70% of the surveyed tradespeople also revealed that they have savings and over half said they see themselves as financially secure. A third said that they’ve even invested some of their earnings in areas including rental property, stocks and shares and crypto.
Analysis also revealed that tradespeople are 44% more likely to have owned multiple properties than the rest of the UK.
In fact, the survey found that trade workers’ skills have actually saved them money in their day to day life, being able to fix their own problems that unskilled people would usually hire others to do.
Their analysis of the results also found that 73% of tradespeople are happy with their job – comparable surveys rate overall UK job satisfaction at between 41 and 65%. In fact, 72% said they feel proud about their role in the working world.
Selco wanted to take a closer look at how these advantages of the trade career can benefit workers’ personal lives.
The findings revealed that on average, tradespeople bought their first home three years before the current UK average.
Men who choose a trade career will get married approximately five years earlier than the average man in the UK. Women who choose a trade career will get married three years earlier on average than women around the UK.
This major life progression continued into building a family, as Selco’s findings showed tradespeople had their first or only child two years before the average woman, and nearly seven years before the average man becomes a parent for the first time.
But what do tradespeople think you need to be successful in the industry? 67% said hard work was key, and 54% said a good sense of responsibility is needed to succeed.

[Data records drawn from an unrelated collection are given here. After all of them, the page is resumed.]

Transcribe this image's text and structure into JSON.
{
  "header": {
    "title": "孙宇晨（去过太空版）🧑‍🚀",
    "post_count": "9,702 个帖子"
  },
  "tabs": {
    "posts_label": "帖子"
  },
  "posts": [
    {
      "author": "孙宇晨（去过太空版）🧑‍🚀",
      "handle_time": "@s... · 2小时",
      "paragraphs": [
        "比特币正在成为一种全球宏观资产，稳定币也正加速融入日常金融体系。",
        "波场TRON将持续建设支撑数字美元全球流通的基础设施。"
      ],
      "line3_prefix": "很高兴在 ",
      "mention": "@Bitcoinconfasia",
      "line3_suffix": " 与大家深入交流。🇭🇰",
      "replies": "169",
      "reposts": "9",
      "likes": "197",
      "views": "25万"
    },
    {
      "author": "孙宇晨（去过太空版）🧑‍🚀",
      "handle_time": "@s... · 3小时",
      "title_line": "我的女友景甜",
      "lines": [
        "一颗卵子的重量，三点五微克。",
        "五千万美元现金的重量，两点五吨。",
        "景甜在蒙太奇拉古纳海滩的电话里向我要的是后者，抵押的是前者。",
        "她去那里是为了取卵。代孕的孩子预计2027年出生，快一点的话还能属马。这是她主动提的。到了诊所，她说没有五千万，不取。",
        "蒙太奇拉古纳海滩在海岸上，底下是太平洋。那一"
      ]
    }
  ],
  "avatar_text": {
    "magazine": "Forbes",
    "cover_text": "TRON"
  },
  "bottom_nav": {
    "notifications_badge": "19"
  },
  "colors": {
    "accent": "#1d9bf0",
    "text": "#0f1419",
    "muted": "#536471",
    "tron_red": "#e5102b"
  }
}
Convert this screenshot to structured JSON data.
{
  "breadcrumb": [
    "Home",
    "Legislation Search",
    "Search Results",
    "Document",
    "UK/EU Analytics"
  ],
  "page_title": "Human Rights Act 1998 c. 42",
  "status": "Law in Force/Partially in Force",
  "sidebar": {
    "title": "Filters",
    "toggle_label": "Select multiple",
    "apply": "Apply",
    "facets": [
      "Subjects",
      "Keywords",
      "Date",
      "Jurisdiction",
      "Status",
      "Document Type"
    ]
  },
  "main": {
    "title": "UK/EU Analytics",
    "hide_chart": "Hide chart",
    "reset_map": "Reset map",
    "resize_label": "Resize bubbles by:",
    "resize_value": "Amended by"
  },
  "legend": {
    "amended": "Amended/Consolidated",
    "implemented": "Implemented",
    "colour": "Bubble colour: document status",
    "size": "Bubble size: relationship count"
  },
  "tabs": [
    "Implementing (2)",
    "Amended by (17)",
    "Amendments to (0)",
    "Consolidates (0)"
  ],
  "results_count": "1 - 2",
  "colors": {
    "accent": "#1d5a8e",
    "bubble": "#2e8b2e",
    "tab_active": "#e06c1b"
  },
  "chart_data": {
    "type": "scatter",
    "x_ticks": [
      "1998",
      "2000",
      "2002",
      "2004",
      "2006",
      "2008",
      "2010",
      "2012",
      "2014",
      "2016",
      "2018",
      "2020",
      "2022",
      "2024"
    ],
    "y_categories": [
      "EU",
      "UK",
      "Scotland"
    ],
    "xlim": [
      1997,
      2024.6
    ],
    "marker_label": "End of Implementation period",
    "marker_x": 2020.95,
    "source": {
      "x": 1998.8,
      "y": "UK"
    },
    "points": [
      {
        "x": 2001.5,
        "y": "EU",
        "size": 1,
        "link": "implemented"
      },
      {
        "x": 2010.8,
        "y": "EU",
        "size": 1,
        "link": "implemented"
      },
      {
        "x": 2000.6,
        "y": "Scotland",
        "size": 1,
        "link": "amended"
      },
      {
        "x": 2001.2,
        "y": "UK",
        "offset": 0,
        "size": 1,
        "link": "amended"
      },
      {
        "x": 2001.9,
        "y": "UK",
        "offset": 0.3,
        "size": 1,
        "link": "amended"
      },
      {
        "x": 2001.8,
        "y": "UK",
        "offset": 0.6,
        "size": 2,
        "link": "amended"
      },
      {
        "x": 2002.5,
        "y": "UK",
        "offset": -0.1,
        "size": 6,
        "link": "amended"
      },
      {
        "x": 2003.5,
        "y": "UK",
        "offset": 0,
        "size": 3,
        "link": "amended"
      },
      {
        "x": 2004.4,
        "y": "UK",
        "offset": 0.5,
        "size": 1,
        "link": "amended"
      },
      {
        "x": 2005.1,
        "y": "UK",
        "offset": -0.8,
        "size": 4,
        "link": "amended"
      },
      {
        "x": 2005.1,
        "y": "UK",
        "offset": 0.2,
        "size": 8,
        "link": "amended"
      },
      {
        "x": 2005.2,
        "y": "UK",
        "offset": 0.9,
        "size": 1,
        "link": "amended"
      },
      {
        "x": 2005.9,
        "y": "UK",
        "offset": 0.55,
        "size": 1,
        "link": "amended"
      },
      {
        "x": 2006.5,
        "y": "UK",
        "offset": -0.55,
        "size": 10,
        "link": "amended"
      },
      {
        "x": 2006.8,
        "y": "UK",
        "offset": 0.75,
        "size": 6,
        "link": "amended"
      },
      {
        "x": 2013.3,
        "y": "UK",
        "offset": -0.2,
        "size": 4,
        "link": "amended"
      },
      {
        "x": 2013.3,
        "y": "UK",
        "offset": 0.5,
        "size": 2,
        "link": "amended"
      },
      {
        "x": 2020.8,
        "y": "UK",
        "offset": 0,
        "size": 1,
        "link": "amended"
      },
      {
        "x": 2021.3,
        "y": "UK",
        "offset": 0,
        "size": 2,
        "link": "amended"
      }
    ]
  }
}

Confidence was another personality trait that those working in the trades identified as being key to success in their careers.